(EXERCISE DATA Opens)

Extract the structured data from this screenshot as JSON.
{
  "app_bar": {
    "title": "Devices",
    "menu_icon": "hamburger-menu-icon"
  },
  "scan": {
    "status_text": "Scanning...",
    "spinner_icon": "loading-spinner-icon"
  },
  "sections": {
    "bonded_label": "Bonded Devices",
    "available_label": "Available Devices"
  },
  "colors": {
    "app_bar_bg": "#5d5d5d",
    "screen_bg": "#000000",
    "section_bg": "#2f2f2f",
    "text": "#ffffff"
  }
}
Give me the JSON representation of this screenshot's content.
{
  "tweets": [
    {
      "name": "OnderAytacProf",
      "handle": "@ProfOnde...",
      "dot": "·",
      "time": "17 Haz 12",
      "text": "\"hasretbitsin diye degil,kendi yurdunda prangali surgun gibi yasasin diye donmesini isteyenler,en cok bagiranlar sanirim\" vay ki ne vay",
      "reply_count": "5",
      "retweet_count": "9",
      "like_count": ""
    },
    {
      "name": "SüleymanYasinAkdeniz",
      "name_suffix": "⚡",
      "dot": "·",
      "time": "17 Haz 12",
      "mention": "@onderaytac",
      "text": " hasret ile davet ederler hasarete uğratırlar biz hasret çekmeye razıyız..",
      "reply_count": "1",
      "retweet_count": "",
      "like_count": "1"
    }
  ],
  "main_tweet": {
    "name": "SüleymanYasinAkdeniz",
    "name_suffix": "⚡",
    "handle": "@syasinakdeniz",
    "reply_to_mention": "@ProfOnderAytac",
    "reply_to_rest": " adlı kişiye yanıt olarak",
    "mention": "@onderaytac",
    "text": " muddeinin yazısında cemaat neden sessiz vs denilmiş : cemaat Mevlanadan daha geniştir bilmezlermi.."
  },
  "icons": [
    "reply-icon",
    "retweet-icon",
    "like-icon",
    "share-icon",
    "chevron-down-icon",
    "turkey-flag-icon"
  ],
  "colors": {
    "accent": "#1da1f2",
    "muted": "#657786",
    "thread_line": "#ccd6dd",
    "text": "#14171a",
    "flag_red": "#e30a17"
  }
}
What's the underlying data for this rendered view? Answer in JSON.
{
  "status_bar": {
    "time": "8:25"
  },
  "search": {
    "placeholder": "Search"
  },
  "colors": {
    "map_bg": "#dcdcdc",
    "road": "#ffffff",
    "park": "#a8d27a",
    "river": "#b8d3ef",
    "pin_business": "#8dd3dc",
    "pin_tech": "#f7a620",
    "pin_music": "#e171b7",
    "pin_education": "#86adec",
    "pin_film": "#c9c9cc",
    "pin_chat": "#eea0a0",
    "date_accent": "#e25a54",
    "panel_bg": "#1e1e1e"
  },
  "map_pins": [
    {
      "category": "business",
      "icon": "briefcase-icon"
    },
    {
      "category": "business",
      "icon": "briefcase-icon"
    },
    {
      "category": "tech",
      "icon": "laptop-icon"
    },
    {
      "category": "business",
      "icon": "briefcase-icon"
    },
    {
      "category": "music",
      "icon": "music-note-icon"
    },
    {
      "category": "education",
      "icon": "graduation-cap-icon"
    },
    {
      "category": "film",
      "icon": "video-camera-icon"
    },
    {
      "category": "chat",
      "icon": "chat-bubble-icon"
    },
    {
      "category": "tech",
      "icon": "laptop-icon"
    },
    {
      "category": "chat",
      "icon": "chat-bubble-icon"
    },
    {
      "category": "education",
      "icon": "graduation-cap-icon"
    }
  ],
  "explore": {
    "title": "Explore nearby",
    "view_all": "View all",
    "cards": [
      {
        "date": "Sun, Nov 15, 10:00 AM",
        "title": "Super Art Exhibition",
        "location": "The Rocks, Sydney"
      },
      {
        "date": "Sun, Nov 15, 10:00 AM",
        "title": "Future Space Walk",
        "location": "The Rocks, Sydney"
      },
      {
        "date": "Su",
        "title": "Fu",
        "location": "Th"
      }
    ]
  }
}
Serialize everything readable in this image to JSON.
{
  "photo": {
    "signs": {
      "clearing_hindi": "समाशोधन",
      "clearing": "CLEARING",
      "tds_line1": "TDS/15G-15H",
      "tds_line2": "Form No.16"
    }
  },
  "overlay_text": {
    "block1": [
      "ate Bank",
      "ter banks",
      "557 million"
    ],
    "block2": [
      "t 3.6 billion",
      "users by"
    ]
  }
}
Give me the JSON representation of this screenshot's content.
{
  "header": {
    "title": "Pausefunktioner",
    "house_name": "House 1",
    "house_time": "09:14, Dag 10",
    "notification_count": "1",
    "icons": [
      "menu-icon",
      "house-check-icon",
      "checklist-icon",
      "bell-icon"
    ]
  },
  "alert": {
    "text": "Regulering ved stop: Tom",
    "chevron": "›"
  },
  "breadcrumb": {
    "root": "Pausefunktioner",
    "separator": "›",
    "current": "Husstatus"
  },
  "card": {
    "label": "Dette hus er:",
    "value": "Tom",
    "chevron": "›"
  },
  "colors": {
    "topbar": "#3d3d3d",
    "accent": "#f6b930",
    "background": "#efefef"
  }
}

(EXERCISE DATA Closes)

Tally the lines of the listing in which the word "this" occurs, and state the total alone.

5